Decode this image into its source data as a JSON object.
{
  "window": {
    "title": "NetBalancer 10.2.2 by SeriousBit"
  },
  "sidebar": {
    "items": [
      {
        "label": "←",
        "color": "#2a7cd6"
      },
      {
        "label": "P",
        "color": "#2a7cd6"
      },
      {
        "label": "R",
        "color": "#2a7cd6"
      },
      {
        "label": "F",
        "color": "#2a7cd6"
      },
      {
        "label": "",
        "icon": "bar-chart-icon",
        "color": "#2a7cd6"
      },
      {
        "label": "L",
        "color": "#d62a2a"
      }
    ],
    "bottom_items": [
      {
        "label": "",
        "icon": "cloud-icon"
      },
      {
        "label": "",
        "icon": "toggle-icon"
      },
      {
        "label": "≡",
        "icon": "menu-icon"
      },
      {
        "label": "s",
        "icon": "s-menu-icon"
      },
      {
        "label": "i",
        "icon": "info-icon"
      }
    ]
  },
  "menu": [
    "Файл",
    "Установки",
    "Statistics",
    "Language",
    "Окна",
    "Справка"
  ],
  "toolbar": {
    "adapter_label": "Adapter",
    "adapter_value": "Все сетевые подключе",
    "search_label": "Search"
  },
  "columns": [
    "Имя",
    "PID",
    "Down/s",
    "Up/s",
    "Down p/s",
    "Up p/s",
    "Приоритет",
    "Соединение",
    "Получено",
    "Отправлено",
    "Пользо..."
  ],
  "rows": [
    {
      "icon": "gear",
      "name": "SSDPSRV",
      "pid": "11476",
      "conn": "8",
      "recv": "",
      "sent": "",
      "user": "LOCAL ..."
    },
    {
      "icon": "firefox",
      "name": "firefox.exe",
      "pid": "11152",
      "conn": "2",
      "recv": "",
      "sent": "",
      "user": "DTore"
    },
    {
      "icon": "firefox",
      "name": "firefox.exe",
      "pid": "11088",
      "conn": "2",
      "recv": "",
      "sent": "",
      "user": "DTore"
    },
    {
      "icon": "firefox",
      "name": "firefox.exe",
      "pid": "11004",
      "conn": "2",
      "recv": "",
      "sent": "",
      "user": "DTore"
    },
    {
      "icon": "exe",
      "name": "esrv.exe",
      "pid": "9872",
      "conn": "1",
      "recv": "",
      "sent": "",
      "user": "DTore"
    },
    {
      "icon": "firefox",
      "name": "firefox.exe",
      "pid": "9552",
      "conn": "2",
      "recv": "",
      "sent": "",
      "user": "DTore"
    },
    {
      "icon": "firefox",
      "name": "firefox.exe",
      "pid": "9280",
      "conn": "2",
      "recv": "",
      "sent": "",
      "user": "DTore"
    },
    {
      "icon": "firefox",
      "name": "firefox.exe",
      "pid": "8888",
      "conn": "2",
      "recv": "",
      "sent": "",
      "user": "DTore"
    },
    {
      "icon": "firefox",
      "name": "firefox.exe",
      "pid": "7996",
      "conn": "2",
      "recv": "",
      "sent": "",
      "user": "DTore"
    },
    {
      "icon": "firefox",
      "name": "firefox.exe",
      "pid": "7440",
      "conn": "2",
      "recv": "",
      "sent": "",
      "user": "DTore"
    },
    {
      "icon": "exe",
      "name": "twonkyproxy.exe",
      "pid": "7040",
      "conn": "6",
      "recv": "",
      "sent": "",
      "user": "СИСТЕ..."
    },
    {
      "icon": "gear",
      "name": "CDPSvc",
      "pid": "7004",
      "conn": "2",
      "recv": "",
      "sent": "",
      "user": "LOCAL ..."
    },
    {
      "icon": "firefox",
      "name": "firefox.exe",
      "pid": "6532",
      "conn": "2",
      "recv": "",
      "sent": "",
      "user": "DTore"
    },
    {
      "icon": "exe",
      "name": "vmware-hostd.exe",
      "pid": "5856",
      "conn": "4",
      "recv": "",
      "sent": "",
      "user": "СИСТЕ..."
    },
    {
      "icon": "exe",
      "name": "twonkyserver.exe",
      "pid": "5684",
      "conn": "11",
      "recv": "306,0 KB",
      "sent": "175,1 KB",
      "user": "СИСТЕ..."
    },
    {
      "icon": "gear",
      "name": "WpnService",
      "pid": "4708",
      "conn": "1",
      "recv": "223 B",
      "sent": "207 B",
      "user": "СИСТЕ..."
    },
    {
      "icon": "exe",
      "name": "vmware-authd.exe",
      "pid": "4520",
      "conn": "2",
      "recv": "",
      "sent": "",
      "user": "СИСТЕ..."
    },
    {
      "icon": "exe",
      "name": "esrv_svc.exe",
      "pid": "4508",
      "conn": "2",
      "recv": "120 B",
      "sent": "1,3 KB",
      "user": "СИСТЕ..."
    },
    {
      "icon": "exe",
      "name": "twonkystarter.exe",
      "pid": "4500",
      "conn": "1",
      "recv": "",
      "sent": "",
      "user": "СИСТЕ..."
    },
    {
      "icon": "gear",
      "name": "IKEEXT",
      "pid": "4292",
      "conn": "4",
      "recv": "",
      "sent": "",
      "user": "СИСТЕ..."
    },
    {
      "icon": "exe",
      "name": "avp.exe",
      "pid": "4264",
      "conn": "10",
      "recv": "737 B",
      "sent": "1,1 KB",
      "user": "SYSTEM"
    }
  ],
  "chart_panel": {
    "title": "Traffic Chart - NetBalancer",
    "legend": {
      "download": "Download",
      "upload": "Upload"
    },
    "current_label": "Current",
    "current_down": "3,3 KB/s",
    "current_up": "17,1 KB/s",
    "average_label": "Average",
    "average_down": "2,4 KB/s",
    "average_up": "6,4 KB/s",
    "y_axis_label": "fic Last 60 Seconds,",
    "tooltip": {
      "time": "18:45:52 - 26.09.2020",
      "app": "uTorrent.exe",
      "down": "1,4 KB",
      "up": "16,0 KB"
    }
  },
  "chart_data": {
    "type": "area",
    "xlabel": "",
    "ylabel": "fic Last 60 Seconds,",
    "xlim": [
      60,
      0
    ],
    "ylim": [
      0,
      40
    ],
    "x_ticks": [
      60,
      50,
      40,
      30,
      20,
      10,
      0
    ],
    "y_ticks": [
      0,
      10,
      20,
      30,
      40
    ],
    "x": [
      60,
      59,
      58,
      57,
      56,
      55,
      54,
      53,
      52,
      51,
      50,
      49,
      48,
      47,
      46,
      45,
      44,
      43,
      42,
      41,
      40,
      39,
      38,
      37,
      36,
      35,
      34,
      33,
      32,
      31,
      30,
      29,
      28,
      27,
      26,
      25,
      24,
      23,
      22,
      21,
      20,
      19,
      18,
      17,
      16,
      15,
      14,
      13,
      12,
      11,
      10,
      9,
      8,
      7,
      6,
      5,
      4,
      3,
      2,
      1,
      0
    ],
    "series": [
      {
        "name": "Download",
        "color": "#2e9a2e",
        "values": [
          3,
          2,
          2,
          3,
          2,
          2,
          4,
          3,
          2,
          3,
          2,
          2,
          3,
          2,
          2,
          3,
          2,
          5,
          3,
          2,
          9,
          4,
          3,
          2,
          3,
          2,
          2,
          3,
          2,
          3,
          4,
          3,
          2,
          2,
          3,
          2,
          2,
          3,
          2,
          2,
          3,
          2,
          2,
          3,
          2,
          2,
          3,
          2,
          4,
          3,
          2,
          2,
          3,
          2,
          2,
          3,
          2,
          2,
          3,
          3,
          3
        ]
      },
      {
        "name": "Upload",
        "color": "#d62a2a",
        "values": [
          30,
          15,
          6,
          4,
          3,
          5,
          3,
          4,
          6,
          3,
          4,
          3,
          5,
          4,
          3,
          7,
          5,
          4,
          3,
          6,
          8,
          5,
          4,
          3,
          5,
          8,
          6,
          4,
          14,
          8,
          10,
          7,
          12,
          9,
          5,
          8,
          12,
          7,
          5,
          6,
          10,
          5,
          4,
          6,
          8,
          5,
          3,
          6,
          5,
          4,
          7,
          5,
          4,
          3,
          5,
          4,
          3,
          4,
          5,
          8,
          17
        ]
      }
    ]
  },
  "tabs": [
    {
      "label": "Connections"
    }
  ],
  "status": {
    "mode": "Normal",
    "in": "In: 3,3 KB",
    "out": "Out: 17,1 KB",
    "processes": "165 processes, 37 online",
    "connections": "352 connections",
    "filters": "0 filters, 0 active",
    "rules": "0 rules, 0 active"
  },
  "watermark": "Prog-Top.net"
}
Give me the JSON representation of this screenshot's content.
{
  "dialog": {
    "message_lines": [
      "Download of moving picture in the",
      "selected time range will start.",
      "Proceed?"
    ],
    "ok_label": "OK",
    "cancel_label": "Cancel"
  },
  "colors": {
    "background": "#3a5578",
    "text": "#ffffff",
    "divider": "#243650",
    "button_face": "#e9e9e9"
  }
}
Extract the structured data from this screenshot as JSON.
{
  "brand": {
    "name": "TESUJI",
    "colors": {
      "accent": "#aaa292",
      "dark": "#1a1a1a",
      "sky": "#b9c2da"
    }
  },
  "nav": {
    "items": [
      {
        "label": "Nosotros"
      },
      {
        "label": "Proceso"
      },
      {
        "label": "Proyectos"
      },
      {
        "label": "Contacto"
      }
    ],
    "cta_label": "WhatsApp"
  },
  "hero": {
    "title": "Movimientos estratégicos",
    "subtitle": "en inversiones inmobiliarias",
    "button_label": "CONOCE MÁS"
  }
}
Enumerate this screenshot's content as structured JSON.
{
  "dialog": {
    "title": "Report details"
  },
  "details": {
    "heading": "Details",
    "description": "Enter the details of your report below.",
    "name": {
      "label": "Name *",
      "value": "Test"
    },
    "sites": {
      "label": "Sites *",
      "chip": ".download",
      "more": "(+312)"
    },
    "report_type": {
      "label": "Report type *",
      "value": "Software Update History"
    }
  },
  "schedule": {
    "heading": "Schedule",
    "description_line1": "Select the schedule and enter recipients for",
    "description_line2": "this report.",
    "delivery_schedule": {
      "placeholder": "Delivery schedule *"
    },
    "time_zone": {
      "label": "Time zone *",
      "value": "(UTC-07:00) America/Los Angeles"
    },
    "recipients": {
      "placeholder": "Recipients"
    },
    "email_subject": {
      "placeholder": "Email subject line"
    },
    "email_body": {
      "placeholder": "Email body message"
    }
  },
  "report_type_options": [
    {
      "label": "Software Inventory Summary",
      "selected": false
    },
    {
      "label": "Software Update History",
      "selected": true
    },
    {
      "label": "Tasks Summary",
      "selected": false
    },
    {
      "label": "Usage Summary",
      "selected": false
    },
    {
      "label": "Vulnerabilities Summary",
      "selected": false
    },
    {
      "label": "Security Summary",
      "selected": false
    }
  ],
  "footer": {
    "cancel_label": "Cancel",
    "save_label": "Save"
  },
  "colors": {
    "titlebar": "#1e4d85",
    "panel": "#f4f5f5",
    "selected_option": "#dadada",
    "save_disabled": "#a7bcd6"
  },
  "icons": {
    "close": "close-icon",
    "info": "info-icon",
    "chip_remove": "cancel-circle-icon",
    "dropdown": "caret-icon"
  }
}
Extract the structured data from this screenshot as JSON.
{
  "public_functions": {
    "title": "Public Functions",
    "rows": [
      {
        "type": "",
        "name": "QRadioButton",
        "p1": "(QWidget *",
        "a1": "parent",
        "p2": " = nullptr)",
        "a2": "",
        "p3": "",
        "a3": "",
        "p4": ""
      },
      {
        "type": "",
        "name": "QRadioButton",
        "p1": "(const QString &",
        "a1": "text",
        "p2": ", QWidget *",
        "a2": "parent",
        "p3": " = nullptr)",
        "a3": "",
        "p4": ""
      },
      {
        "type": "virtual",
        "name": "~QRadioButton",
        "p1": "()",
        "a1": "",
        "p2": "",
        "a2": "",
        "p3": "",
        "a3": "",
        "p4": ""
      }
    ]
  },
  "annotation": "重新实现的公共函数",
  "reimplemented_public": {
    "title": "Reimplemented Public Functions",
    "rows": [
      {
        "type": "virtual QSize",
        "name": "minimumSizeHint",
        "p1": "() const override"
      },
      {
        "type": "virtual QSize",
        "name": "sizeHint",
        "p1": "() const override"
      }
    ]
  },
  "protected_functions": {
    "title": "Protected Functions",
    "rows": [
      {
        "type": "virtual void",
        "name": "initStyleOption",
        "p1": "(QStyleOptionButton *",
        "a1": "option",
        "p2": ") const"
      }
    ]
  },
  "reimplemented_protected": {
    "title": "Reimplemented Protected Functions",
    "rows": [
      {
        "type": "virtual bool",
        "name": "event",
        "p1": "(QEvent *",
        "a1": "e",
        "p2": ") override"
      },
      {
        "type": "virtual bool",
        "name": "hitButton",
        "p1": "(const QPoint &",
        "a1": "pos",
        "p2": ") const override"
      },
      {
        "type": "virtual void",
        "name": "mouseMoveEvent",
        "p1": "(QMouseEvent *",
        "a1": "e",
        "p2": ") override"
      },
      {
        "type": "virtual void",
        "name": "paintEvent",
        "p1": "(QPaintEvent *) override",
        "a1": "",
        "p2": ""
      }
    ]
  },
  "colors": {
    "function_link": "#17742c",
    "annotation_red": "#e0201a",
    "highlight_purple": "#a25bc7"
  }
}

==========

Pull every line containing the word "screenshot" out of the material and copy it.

Give me the JSON representation of this screenshot's content.
Extract the structured data from this screenshot as JSON.
Enumerate this screenshot's content as structured JSON.
Extract the structured data from this screenshot as JSON.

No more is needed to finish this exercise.